17. Cabinet to Ceiling Transition
Lesson: The molding doesn't have to be flush with the ceiling.

I know some people like the molding to hit the ceiling, but in our case, we decided on a 'shadow line'. Our ceiling is not even, which is pretty common in old homes, so it would be a huge effort to make it flush. One contractor said his labor fee was high because it included things like replacing the ceiling to make it even ... um no. That's the beauty of our home, crooked ceilings, slanted floors, and cracked plaster walls. This is really a personal preference, but I don't mind a 'shadow line'.

18. Island or No Island
Lesson: If there's space, absolutely. If it's a little tight, get a small island!

I'm obsessed with kitchen islands, they're amazing. I don't care how big or small, they are all so incredibly useful. Yes, they take up space and it's really obvious when there's more than two people crammed in our kitchen, but I still wouldn't give up having an island. It's my go-to when I unload groceries or the dishwasher, it's where I chop things and make dough, it's just perfect.

A very short list of what I'd do differently: 

- I would paint right after kitchen was complete, because at this rate, it'll never get done.
- I would change the exterior door during the reno to avoid awkward gaps between the tiles and door jamb.
- I would caulk between the backsplash and counter instead of just grouting.
- I would skim through the appliance manuals right away, because there's features I didn't know about.

February 7, 2014

new island counter

My parents have always been huge fans of renovations and they see huge potential in literally everything. And this is where I realize that I'm more like my parents than I ever thought. They were one of the main reasons I started this whole blog thing, so they could be in the loop on our plans, progress, and finished projects. Even though they have tons of great suggestions, we update things as we have time and money, so it's been slow following up on their visions. The one thing both my mom and dad kept insisting was that we add a hard surface to our Ikea kitchen cart. I put it on the bottom of our list since I felt we had other projects I'd like to finish first. 
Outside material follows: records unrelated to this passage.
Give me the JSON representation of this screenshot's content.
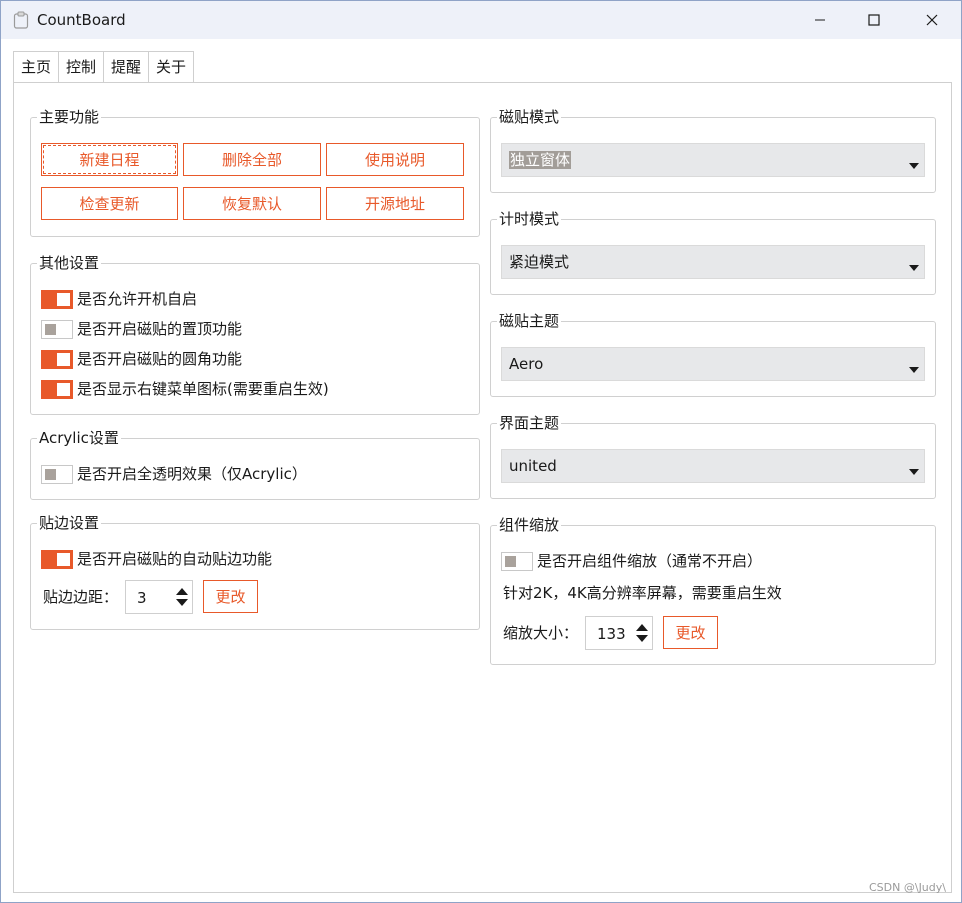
{
  "window": {
    "title": "CountBoard",
    "icon": "clipboard-icon"
  },
  "tabs": [
    {
      "label": "主页",
      "active": true
    },
    {
      "label": "控制",
      "active": false
    },
    {
      "label": "提醒",
      "active": false
    },
    {
      "label": "关于",
      "active": false
    }
  ],
  "main_functions": {
    "title": "主要功能",
    "buttons": [
      "新建日程",
      "删除全部",
      "使用说明",
      "检查更新",
      "恢复默认",
      "开源地址"
    ]
  },
  "other_settings": {
    "title": "其他设置",
    "items": [
      {
        "label": "是否允许开机自启",
        "on": true
      },
      {
        "label": "是否开启磁贴的置顶功能",
        "on": false
      },
      {
        "label": "是否开启磁贴的圆角功能",
        "on": true
      },
      {
        "label": "是否显示右键菜单图标(需要重启生效)",
        "on": true
      }
    ]
  },
  "acrylic_settings": {
    "title": "Acrylic设置",
    "items": [
      {
        "label": "是否开启全透明效果（仅Acrylic）",
        "on": false
      }
    ]
  },
  "edge_settings": {
    "title": "贴边设置",
    "items": [
      {
        "label": "是否开启磁贴的自动贴边功能",
        "on": true
      }
    ],
    "margin_label": "贴边边距：",
    "margin_value": "3",
    "change_label": "更改"
  },
  "tile_mode": {
    "title": "磁贴模式",
    "value": "独立窗体"
  },
  "timer_mode": {
    "title": "计时模式",
    "value": "紧迫模式"
  },
  "tile_theme": {
    "title": "磁贴主题",
    "value": "Aero"
  },
  "ui_theme": {
    "title": "界面主题",
    "value": "united"
  },
  "component_scaling": {
    "title": "组件缩放",
    "toggle_label": "是否开启组件缩放（通常不开启）",
    "toggle_on": false,
    "hint": "针对2K，4K高分辨率屏幕，需要重启生效",
    "size_label": "缩放大小：",
    "size_value": "133",
    "change_label": "更改"
  },
  "watermark": "CSDN @\\Judy\\",
  "colors": {
    "accent": "#e8592a",
    "titlebar": "#eef1f9",
    "combo_bg": "#e7e8ea"
  }
}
I actually liked that the cart was all wood and all one color, but it wasn't useful as additional counter space. The wooden top is porous and very soft, so I didn't use it often. It just so happened that my dad was getting some things delivered from Poland, so he figured he could order a slab and ship it along with everything else he was already getting. I gave him the measurements of the wooden top and thought the slab could have a cutout to fit over the cart instead of permanently gluing it. He sent me the website of the manufacturer and I picked out a few options that I liked. My dad ordered two, one that I picked out, a light marble, and one he picked out, a gray quartz. To my huge surprise, I like his pick better! It has a more uniform look, like our existing quartz, and the gray ties in our stainless steel appliances. Since it fits over the wooden top, we can take it off or switch it out with the lighter marble top. It may sound crazy to order such a small piece of quartz from Poland, but it's actually a lot cheaper and the quality is amazing. Plus my dad offered, so why not?


It's so convenient that I find myself using it every time I cook, it's not just extra space for when I unload the dishwasher or groceries. Before, cleaning was a pain, paper towels would shred on the rough wood and drinks would leave rings. Now, it's as easy to care for as our existing quartz counters. 

I also wanted to mention a little trash update we did, since it's right next to the cart. We had a plastic narrow trash can before that was fine but kind of annoying to open. When we added little Mila to our family, this trash can became problem. She quickly realized that if she attacked the trash can, it would fall over and she could have fun with all the awesome things we threw away. 


So we got a new one! I got it at Bed Bath & Beyond and it was expensive, but luckily it was a floor model and I had a coupon. 


So thanks to my parents, we have an awesome cart with a pretty counter! Now we're just hoping the little one doesn't figure out a way to knock over this trash can ...